* _WHAT TO DO_
Your answer is a copy of every line in the records where "JSON" appears.

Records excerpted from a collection
_____

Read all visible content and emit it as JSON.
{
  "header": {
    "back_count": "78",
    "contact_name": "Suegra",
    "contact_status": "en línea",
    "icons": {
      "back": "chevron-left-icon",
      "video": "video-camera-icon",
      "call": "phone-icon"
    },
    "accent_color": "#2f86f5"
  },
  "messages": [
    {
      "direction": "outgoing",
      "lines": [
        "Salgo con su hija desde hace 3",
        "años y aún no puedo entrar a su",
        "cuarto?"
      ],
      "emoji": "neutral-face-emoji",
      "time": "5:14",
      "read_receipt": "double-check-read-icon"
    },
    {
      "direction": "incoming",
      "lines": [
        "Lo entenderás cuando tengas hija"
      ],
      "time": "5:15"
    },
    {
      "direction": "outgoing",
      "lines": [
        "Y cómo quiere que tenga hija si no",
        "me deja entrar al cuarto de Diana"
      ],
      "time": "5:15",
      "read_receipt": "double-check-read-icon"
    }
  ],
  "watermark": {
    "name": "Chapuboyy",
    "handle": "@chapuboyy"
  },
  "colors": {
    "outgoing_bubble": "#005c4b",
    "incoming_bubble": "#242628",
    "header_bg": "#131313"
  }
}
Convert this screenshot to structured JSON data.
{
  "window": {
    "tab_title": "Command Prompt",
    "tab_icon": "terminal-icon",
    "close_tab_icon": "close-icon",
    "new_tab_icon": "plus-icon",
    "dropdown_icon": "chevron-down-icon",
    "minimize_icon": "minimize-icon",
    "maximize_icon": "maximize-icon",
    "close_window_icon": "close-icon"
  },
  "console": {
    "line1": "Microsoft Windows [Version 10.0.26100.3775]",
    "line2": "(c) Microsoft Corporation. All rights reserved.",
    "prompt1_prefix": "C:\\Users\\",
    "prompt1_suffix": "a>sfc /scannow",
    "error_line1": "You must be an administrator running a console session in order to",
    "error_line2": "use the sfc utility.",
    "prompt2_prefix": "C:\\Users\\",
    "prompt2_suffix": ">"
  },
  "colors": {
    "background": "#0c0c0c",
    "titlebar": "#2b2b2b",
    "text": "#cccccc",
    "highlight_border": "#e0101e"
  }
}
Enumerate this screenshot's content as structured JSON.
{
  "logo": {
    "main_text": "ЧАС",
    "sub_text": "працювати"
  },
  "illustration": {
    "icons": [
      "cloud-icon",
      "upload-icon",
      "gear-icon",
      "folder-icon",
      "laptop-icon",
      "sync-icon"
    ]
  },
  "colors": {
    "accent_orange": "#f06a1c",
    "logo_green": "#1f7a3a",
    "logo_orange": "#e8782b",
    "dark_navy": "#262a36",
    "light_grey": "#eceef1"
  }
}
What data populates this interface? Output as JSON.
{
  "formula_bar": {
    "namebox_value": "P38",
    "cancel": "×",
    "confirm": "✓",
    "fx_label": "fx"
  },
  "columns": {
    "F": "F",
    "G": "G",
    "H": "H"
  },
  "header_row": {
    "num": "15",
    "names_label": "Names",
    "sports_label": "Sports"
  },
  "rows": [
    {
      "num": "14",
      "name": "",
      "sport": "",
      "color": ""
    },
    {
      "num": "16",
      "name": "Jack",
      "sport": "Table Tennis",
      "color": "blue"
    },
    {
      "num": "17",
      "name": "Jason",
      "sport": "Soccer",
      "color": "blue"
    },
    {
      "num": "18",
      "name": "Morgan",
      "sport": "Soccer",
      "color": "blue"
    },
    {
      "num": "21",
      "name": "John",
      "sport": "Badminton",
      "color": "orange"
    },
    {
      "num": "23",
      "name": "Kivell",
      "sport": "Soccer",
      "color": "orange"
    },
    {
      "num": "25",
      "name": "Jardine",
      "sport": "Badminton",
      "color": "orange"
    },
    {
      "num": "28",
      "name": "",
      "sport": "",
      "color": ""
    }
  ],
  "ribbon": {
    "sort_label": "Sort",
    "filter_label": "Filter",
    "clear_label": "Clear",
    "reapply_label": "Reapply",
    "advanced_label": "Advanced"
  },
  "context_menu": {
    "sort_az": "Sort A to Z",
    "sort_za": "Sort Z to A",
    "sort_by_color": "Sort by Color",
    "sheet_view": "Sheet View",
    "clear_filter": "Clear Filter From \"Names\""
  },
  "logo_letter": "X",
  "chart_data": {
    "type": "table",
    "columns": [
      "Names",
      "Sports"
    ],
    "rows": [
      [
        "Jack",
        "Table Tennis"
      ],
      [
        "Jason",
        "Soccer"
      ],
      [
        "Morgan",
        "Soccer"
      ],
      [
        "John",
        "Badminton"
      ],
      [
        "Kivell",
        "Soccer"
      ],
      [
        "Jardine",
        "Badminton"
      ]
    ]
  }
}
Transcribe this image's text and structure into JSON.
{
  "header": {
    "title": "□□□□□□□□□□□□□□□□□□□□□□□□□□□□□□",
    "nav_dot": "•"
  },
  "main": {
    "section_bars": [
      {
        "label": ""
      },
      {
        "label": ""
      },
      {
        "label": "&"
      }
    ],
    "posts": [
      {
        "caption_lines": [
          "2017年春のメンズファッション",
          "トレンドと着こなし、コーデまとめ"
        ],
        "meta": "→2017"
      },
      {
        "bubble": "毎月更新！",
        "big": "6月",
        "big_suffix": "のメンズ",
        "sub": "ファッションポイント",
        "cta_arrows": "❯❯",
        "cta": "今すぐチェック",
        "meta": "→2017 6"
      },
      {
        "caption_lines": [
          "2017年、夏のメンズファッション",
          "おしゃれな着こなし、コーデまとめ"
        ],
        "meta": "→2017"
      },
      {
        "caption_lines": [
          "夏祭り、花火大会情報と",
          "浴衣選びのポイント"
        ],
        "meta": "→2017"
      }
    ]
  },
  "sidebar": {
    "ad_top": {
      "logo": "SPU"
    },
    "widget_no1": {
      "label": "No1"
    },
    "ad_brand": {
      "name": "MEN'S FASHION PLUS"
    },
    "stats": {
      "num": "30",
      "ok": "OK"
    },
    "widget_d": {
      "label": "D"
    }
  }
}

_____

* _TASK SOLUTION_
Read all visible content and emit it as JSON.
Convert this screenshot to structured JSON data.
Enumerate this screenshot's content as structured JSON.
What data populates this interface? Output as JSON.
Transcribe this image's text and structure into JSON.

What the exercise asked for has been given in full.